A few weeks ago, a few people asked me why I helped create the now annual event Quisqueya, a celebration of Afro-Latino history throughout the Americas at Syracuse University. Honestly, it had a tinge of selfishness: by then, I helped run a series of workshops dedicated to understanding the relationships between Blacks and Latinos at a time when others kept seeing schisms. Plus, my Dominican-Haitian background spurred me to explore that in a more open forum, i.e. a celebration where I could subliminally prove that schism false. It’s also the most obvious representation of Blacks and Latinos on the same “field”, whereas other lands in the Americas aren’t known for this dual identity, even with the plethora of races occupying Brazil, Peru, Colombia, or Mexico, for instance.
To wit, as the education chair of La LUCHA at the time, I never got asked why it made sense to have such an event; it was obvious how much unity such an event would bring on a campus where the split even existed within organization of mutual interest. The questions of whether I should lead a Latino organization enraged me at the start of my tenure, but instead of taking a reactionary stance against the critics, most of whom never confronted me personally, I decided to take to the streets, finding ways to build bridges in spaces where I didn’t even know I could fit in.
As with any of these experiences, I learned something critical to my formation: the idea of Quisqueya.

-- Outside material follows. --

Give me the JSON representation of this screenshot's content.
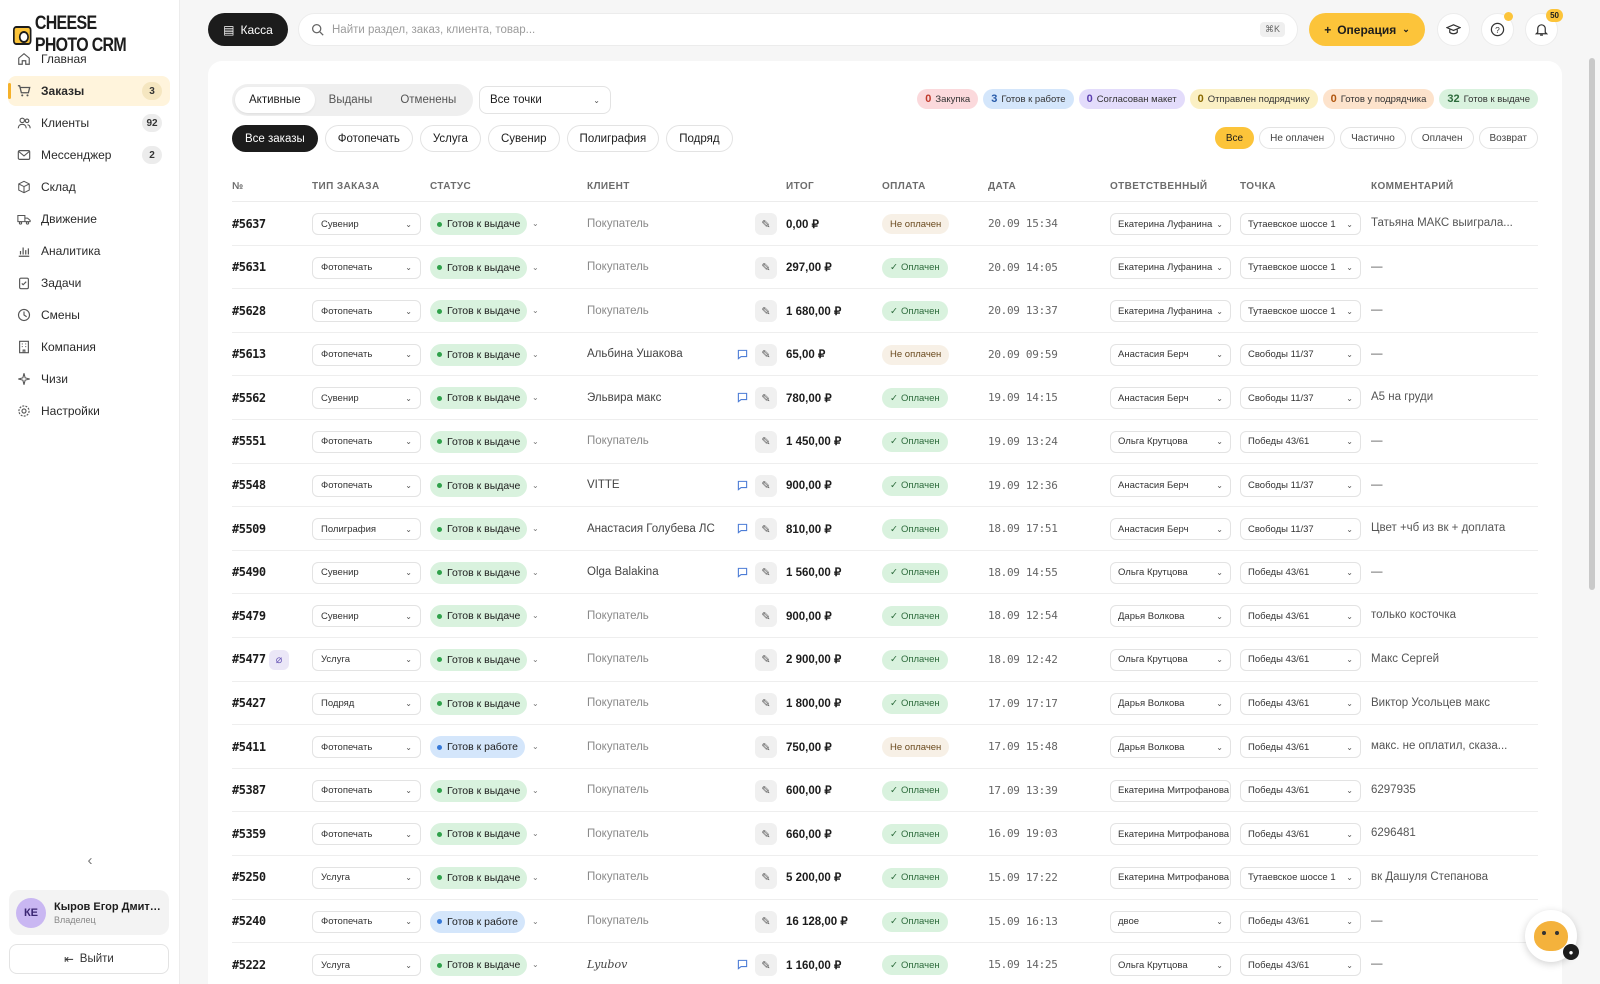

“Quisqueya” is a word I’d known so commonly because Dominicans often referred to their part of the island as such. As it turns out, while La LUCHA and the Haitian American Student Association sought funding for Hispaniola, the original name of the aforementioned event, one of the members of the committee pulled us aside and asked us to change the name of the program to Quisqueya. Whereas Hispaniola is a name placed upon the island by people who never originated from there, Quisqueya (or Kiskeya, or “mother earth”) was a name the Tainos used to designate for the entire island, before the countries occupying the island split it into the current countries they are now. That made more sense for the purposes of the event, so we kept it.
This serendipitous lesson on Quisqueya planted the seed for me to go to an event at the Arturo Schomburg Center for Research in Black Culture at Harlem. It’s the first time I’d ever been to the museum, and the first time I’d ever heard about him. Naturally, I was annoyed for a bit because, even after I’d met so many intelligent men and women in Syracuse U, no one ever told me about this man.
I think it was Howard Dodson Jr., head of the Schomburg Center, who said it best when he mentioned that Arturo Alfonso Schomburg’s history was often ignored and ostracized when it came to Black history. He alluded to the fact that his contributions to Black history were only recognized later on in his career, even with the many allies he had. Thus, it was almost ironic to see that the primary center for Black history is under his name. Once equipped with knowledge, Schomburg found purpose for his work when others didn’t, or didn’t think he was the one who should do it. As a Puerto-Rican immigrant (an Afro-Borinquen at that), he had tons of battles, primarily for identity and membership.
For me, these were the most important contributions to history as a whole: he not only validated Black history, documenting and preserving the important parts of a history still not regularly integrated into our society, but he also validated Afro-Latinos as an essential part of Latino and African Diaspora history, because, while he may not have had the voice, he certainly had the knowledge, proof positive that history shouldn’t simply pass us by.
By being proactive in one’s history, you eventually become an integral part of that.
Jose, who should always write like this when we have snow days …